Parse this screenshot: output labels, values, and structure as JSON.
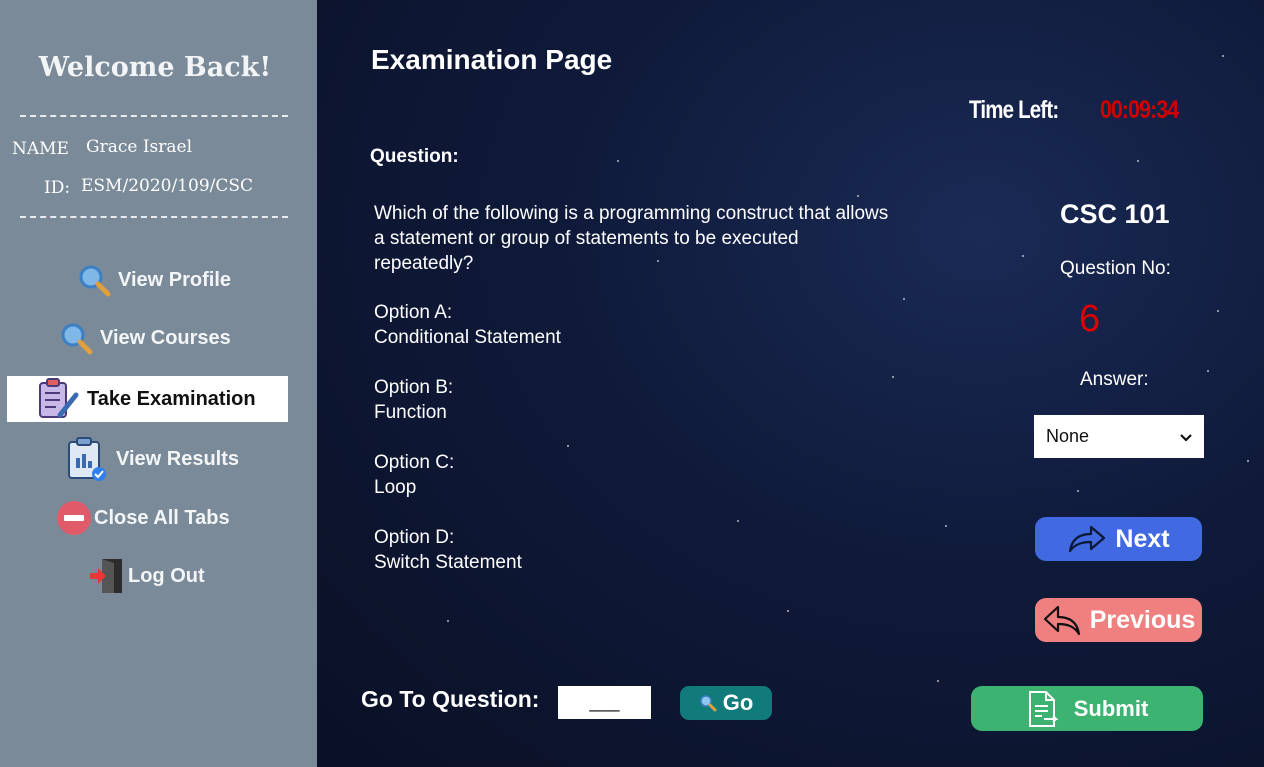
{
  "sidebar": {
    "welcome": "Welcome Back!",
    "name_label": "NAME",
    "name_value": "Grace Israel",
    "id_label": "ID:",
    "id_value": "ESM/2020/109/CSC",
    "items": [
      {
        "label": "View Profile",
        "icon": "magnifier-icon"
      },
      {
        "label": "View Courses",
        "icon": "magnifier-icon"
      },
      {
        "label": "Take Examination",
        "icon": "exam-clipboard-icon",
        "active": true
      },
      {
        "label": "View Results",
        "icon": "results-clipboard-icon"
      },
      {
        "label": "Close All Tabs",
        "icon": "minus-circle-icon"
      },
      {
        "label": "Log Out",
        "icon": "logout-door-icon"
      }
    ]
  },
  "main": {
    "title": "Examination Page",
    "timer_label": "Time Left:",
    "timer_value": "00:09:34",
    "question_label": "Question:",
    "question_text": "Which of the following is a programming construct that allows a statement or group of statements to be executed repeatedly?",
    "options": [
      {
        "label": "Option A:",
        "text": "Conditional Statement"
      },
      {
        "label": "Option B:",
        "text": "Function"
      },
      {
        "label": "Option C:",
        "text": "Loop"
      },
      {
        "label": "Option D:",
        "text": "Switch Statement"
      }
    ],
    "course": "CSC 101",
    "question_no_label": "Question No:",
    "question_no_value": "6",
    "answer_label": "Answer:",
    "answer_selected": "None",
    "next_label": "Next",
    "previous_label": "Previous",
    "submit_label": "Submit",
    "goto_label": "Go To Question:",
    "goto_value": "___",
    "go_label": "Go"
  },
  "colors": {
    "sidebar_bg": "#7a8a99",
    "timer": "#d00000",
    "next": "#4169e1",
    "previous": "#f08080",
    "submit": "#3cb371",
    "go": "#117a7a"
  }
}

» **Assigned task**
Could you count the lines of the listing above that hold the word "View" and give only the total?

» **Answer section**
3